Pruning trials by the Northland Totara Working Group (NTWG) have aimed to retain at least 30% of the green crown, so in other words trees can be pruned quite hard. Suitable tools include normal loppers, long-handled loppers, and a pruning hand-saw.
The smaller more horizontal branches on lower stems of totara established within a stand will generally self-prune following canopy closure, so there may be little need for clearwood pruning. Where trees are open-grown or have retained large branches following canopy closure, stems of selected final crop trees can be clear-pruned to whatever height required.
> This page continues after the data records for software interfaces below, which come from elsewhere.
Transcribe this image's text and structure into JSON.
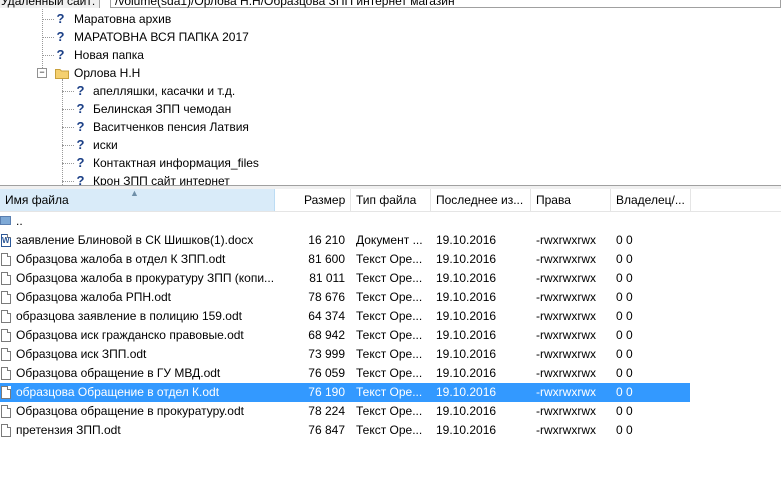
{
  "path_bar": {
    "label": "Удаленный сайт:",
    "value": "/volume(sda1)/Орлова Н.Н/Образцова ЗПП интернет магазин"
  },
  "tree": {
    "items": [
      {
        "label": "Маратовна архив"
      },
      {
        "label": "МАРАТОВНА ВСЯ ПАПКА 2017"
      },
      {
        "label": "Новая папка"
      },
      {
        "label": "Орлова Н.Н"
      },
      {
        "label": "апелляшки, касачки и т.д."
      },
      {
        "label": "Белинская ЗПП чемодан"
      },
      {
        "label": "Васитченков пенсия Латвия"
      },
      {
        "label": "иски"
      },
      {
        "label": "Контактная информация_files"
      },
      {
        "label": "Крон ЗПП сайт интернет"
      }
    ]
  },
  "file_list": {
    "columns": {
      "name": "Имя файла",
      "size": "Размер",
      "type": "Тип файла",
      "modified": "Последнее из...",
      "perms": "Права",
      "owner": "Владелец/..."
    },
    "parent_dir": "..",
    "rows": [
      {
        "name": "заявление Блиновой в СК Шишков(1).docx",
        "size": "16 210",
        "type": "Документ ...",
        "date": "19.10.2016",
        "perms": "-rwxrwxrwx",
        "owner": "0 0",
        "icon": "word-doc-icon"
      },
      {
        "name": "Образцова жалоба в отдел К ЗПП.odt",
        "size": "81 600",
        "type": "Текст Оре...",
        "date": "19.10.2016",
        "perms": "-rwxrwxrwx",
        "owner": "0 0",
        "icon": "document-icon"
      },
      {
        "name": "Образцова жалоба в прокуратуру ЗПП (копи...",
        "size": "81 011",
        "type": "Текст Оре...",
        "date": "19.10.2016",
        "perms": "-rwxrwxrwx",
        "owner": "0 0",
        "icon": "document-icon"
      },
      {
        "name": "Образцова жалоба РПН.odt",
        "size": "78 676",
        "type": "Текст Оре...",
        "date": "19.10.2016",
        "perms": "-rwxrwxrwx",
        "owner": "0 0",
        "icon": "document-icon"
      },
      {
        "name": "образцова заявление в полицию 159.odt",
        "size": "64 374",
        "type": "Текст Оре...",
        "date": "19.10.2016",
        "perms": "-rwxrwxrwx",
        "owner": "0 0",
        "icon": "document-icon"
      },
      {
        "name": "Образцова иск гражданско правовые.odt",
        "size": "68 942",
        "type": "Текст Оре...",
        "date": "19.10.2016",
        "perms": "-rwxrwxrwx",
        "owner": "0 0",
        "icon": "document-icon"
      },
      {
        "name": "Образцова иск ЗПП.odt",
        "size": "73 999",
        "type": "Текст Оре...",
        "date": "19.10.2016",
        "perms": "-rwxrwxrwx",
        "owner": "0 0",
        "icon": "document-icon"
      },
      {
        "name": "Образцова обращение в ГУ МВД.odt",
        "size": "76 059",
        "type": "Текст Оре...",
        "date": "19.10.2016",
        "perms": "-rwxrwxrwx",
        "owner": "0 0",
        "icon": "document-icon"
      },
      {
        "name": "образцова Обращение в отдел К.odt",
        "size": "76 190",
        "type": "Текст Оре...",
        "date": "19.10.2016",
        "perms": "-rwxrwxrwx",
        "owner": "0 0",
        "icon": "document-icon",
        "selected": true
      },
      {
        "name": "Образцова обращение в прокуратуру.odt",
        "size": "78 224",
        "type": "Текст Оре...",
        "date": "19.10.2016",
        "perms": "-rwxrwxrwx",
        "owner": "0 0",
        "icon": "document-icon"
      },
      {
        "name": "претензия ЗПП.odt",
        "size": "76 847",
        "type": "Текст Оре...",
        "date": "19.10.2016",
        "perms": "-rwxrwxrwx",
        "owner": "0 0",
        "icon": "document-icon"
      }
    ]
  },
  "colors": {
    "selection": "#3399ff",
    "sorted_header": "#d9ebf9",
    "folder_question_icon": "#1b3f86"
  }
}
If densely planted stands are left-unthinned, the result will be a stand of slow-growing tall, thin trees with good form but small- diameter stems, limiting their potential for sawmilling. In theory thinning allows remaining stems to increase their diameter faster. Research by the NTWG on naturally regenerating totara on farmland indicates that totara does respond positively to thinning.
The NTWG trials carried out in naturally regenerating stands of totara on farmland indicate:
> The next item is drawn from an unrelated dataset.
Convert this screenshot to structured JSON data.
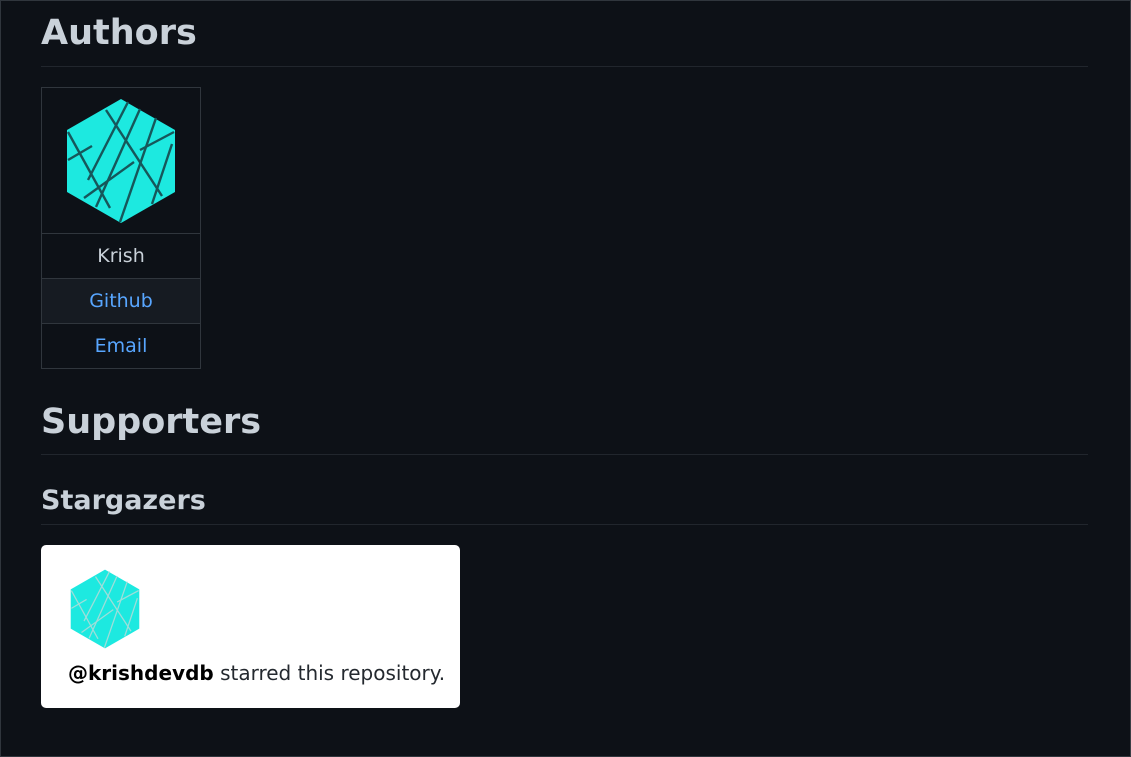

- stands with a mean tree diameter of 20 cm benefit from thinning to 1000 stems per ha or less (minimum of around 3 metre spacing)
- stands with a mean tree diameter of 30 cm benefit from thinning to less than 500 stems per ha (minimum of around 5 metre spacing).
In other words owners of planted stands may want to factor in at least two thinning operations.
A Tane’s Tree Trust survey of indigenous plantations indicates a mean stem diameter of 30 cm at 60 years for totara planted across a range of sites with mixed management histories. However, on good sites and with good management, totara can average 50 cm diameter by age 60.
As with other native conifers in New Zealand, totara heartwood is slow to develop. Nevertheless there are many opportunities to use the timber from relatively fast growing 50 – 100 year old plantations and from managed naturally regenerating stands. Tane’s Tree Trust and the Northland Totara Working Group are leading several projects evaluating and promoting sustainable management of totara from these stands for a wide range of uses including carving, furniture, joinery and building.
Totara: establishment, growth and management. David Bergin. NZ Indigenous Tree Bulletin No.1 (2003), Scion, Rotorua, N.Z.
Management of naturally regenerated totara on farms: thinning and pruning. Tane’s Tree Trust Technical Article 11.3, Tanes Tree Trust, N.Z.